Exercise inputs:
┌──

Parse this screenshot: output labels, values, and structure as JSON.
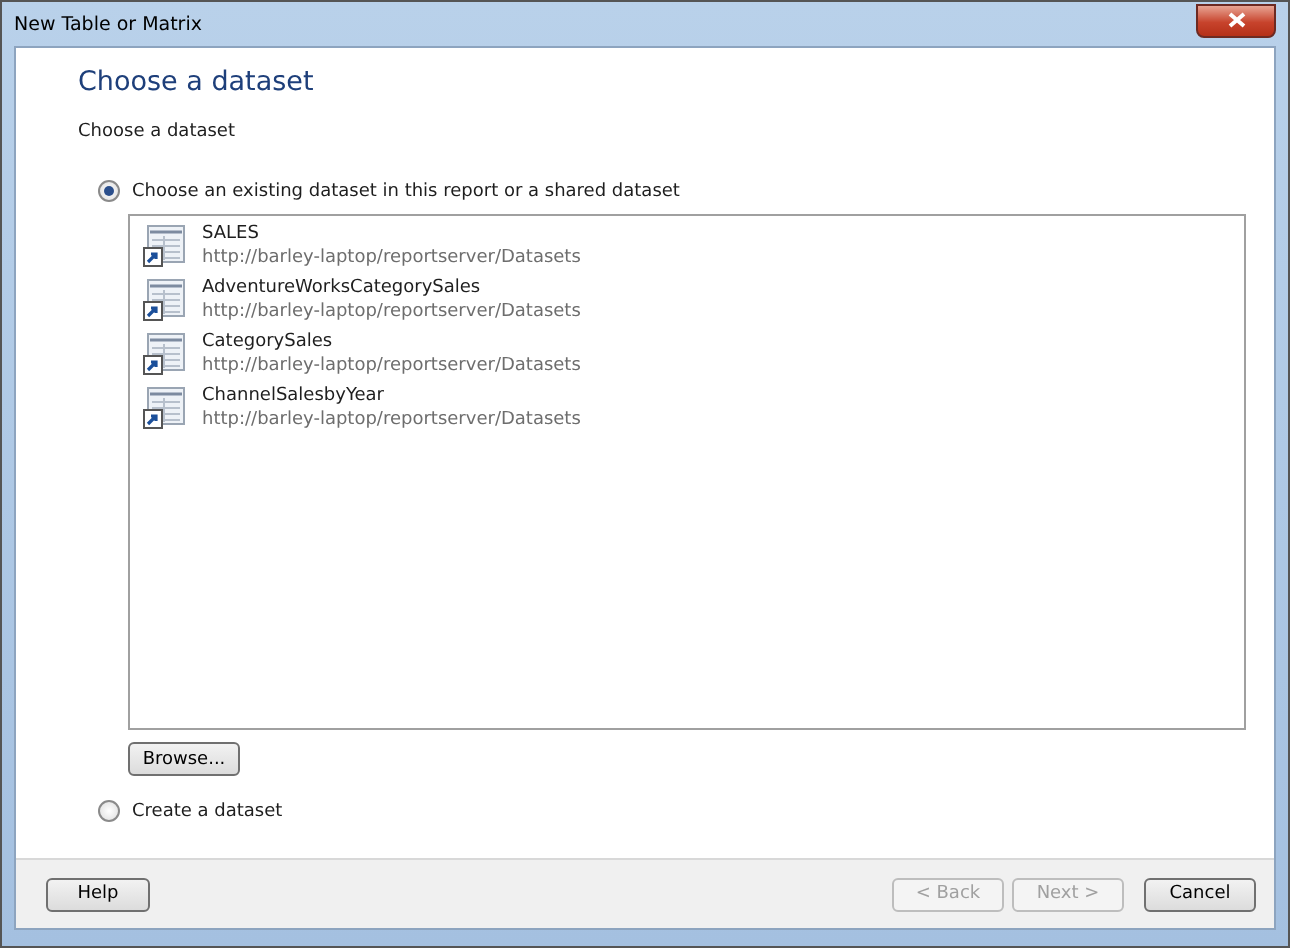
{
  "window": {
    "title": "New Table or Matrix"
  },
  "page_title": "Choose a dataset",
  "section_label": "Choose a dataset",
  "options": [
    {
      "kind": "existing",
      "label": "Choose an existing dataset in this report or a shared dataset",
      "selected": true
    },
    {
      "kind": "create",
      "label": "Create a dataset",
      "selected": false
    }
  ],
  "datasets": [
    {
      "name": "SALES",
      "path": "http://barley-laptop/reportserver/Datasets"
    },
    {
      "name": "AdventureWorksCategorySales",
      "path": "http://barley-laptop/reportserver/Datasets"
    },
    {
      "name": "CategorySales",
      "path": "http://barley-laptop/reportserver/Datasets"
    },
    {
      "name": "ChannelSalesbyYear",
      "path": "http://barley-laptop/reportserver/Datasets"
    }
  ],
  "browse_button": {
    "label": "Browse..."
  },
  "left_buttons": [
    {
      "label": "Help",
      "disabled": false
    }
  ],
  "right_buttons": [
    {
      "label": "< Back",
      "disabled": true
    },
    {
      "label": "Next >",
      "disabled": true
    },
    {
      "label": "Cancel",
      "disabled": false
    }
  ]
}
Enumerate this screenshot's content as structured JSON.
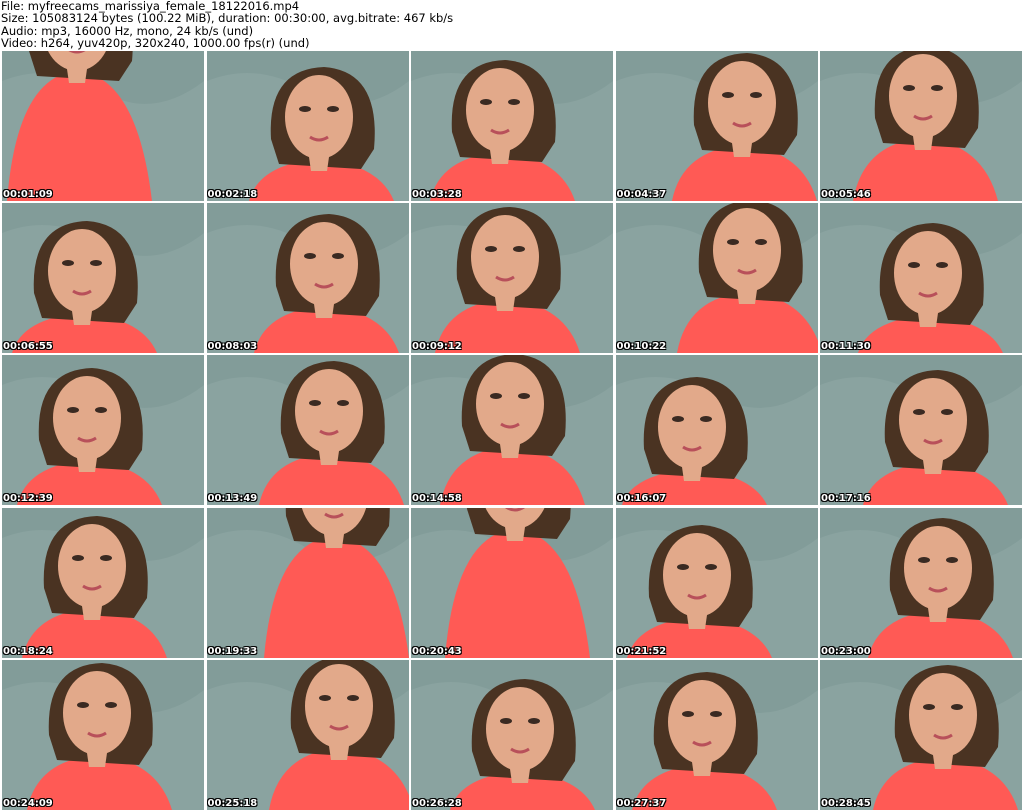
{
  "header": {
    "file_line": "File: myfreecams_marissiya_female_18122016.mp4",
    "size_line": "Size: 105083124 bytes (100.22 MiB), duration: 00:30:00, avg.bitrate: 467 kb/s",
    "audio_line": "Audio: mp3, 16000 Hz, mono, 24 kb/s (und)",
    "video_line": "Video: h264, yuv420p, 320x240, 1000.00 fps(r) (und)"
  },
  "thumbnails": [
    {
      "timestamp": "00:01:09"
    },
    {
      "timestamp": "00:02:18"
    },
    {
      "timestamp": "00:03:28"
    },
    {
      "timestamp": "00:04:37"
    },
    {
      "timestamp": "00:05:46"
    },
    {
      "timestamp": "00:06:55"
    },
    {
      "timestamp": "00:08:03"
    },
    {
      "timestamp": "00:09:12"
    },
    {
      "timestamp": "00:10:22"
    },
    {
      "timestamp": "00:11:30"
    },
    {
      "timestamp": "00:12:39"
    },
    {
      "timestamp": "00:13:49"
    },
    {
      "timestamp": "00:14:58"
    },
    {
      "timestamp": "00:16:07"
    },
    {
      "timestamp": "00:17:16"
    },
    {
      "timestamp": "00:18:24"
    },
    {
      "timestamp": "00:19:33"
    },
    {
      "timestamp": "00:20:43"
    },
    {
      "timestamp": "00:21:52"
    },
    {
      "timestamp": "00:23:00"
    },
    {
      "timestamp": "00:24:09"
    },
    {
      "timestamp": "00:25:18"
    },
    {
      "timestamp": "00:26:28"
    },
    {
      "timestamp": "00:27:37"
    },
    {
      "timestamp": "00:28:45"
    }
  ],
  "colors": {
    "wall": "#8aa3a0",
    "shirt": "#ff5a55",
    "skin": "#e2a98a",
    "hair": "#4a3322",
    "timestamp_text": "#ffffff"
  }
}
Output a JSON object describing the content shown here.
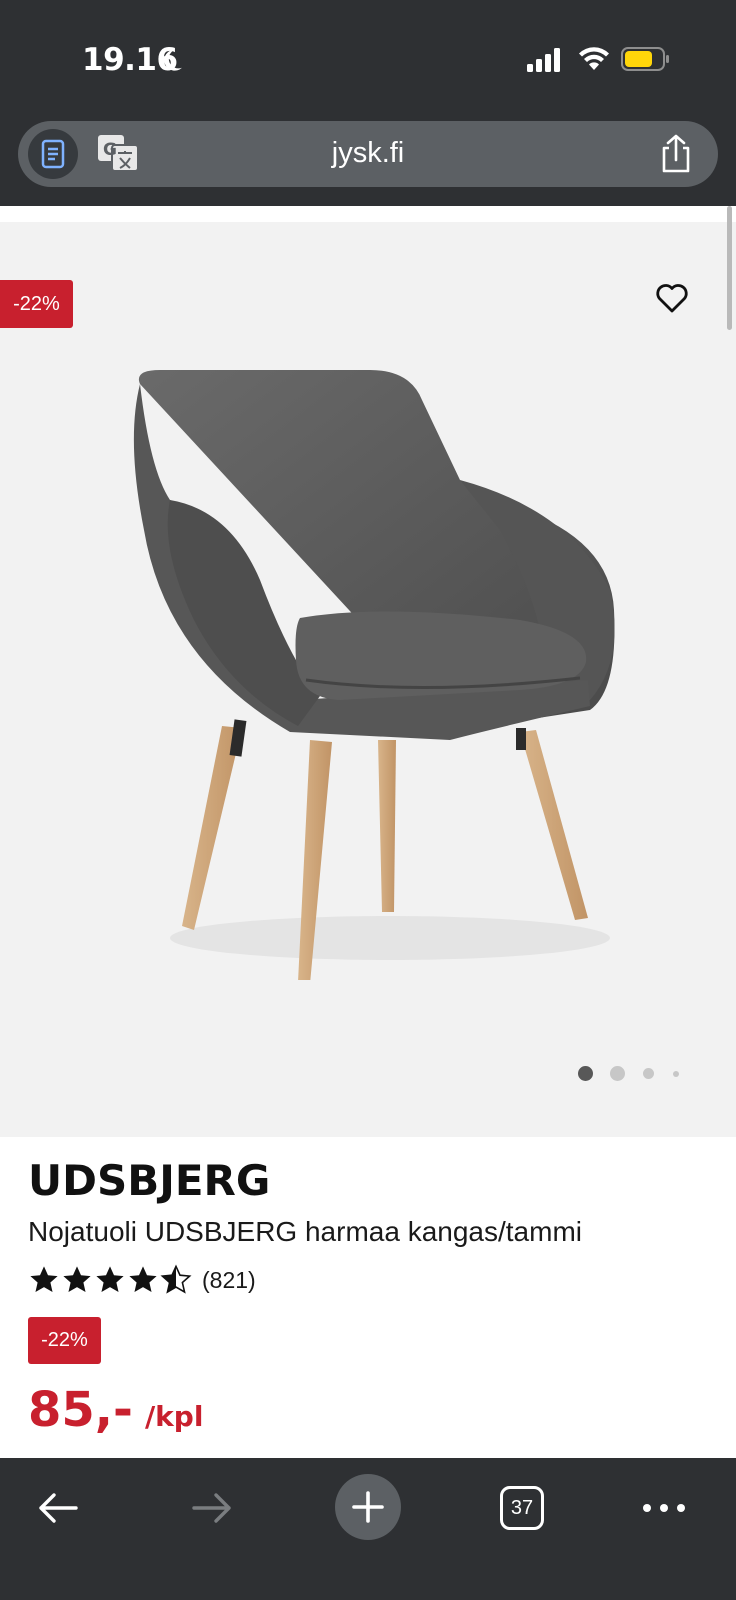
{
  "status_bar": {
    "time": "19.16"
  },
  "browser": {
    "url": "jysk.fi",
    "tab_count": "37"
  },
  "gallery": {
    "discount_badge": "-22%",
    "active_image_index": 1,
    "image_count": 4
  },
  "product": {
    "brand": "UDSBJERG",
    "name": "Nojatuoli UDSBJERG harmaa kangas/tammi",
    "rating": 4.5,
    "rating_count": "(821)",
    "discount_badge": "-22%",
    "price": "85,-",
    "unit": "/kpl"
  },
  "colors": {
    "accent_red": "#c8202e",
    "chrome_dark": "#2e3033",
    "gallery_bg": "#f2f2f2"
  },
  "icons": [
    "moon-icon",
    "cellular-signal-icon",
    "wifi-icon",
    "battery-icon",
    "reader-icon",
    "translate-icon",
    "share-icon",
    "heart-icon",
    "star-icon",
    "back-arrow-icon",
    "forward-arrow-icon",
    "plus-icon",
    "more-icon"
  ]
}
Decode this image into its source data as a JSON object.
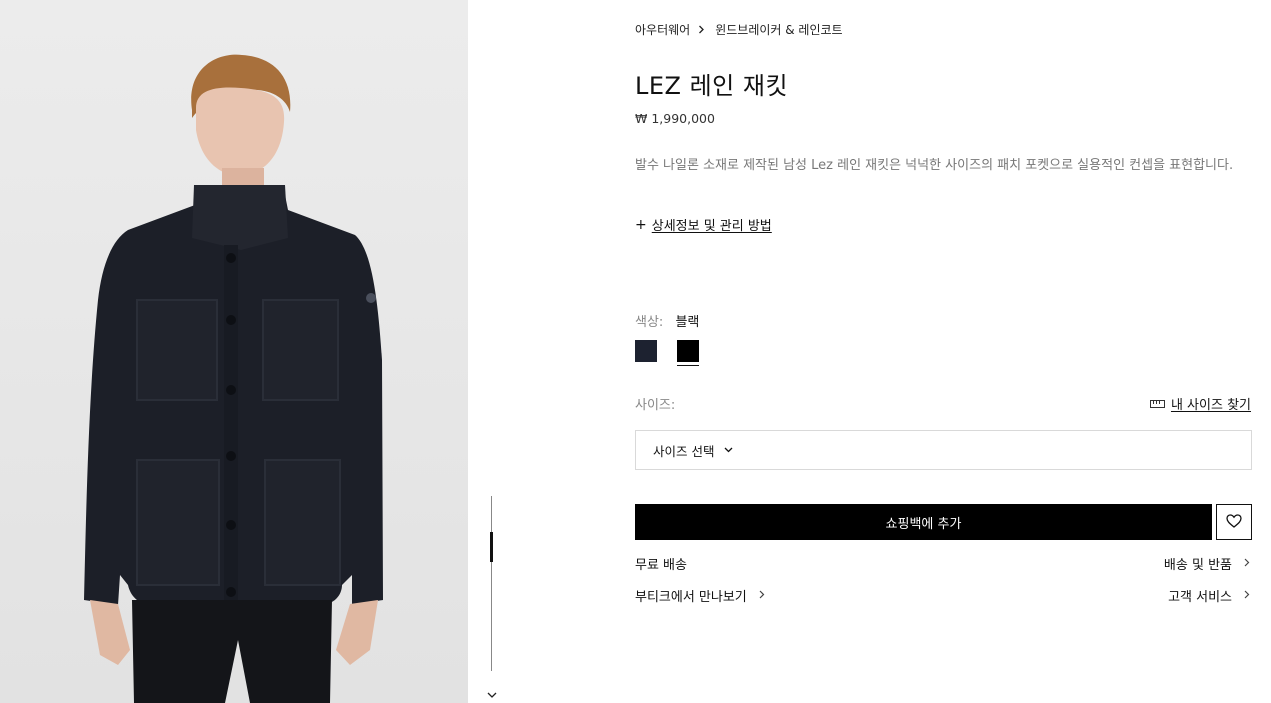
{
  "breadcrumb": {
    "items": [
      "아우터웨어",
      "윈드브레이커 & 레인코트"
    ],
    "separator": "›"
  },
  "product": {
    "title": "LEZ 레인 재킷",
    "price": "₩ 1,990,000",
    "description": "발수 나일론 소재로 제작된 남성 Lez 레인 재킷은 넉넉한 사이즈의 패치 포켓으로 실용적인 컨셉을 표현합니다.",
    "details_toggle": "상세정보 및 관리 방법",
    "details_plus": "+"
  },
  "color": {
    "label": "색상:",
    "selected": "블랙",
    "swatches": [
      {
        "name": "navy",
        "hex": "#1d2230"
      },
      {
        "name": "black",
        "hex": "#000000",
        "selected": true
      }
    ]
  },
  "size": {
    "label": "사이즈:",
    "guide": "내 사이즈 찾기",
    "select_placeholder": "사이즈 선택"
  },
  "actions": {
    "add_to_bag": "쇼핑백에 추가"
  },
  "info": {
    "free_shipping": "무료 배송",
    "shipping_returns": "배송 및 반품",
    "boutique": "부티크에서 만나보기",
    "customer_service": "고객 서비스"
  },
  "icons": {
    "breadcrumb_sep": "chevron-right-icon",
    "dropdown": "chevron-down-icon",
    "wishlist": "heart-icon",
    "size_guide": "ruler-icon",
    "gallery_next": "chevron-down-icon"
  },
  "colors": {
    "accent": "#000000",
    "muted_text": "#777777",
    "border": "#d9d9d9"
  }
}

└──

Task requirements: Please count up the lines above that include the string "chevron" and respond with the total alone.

Exercise solution: 3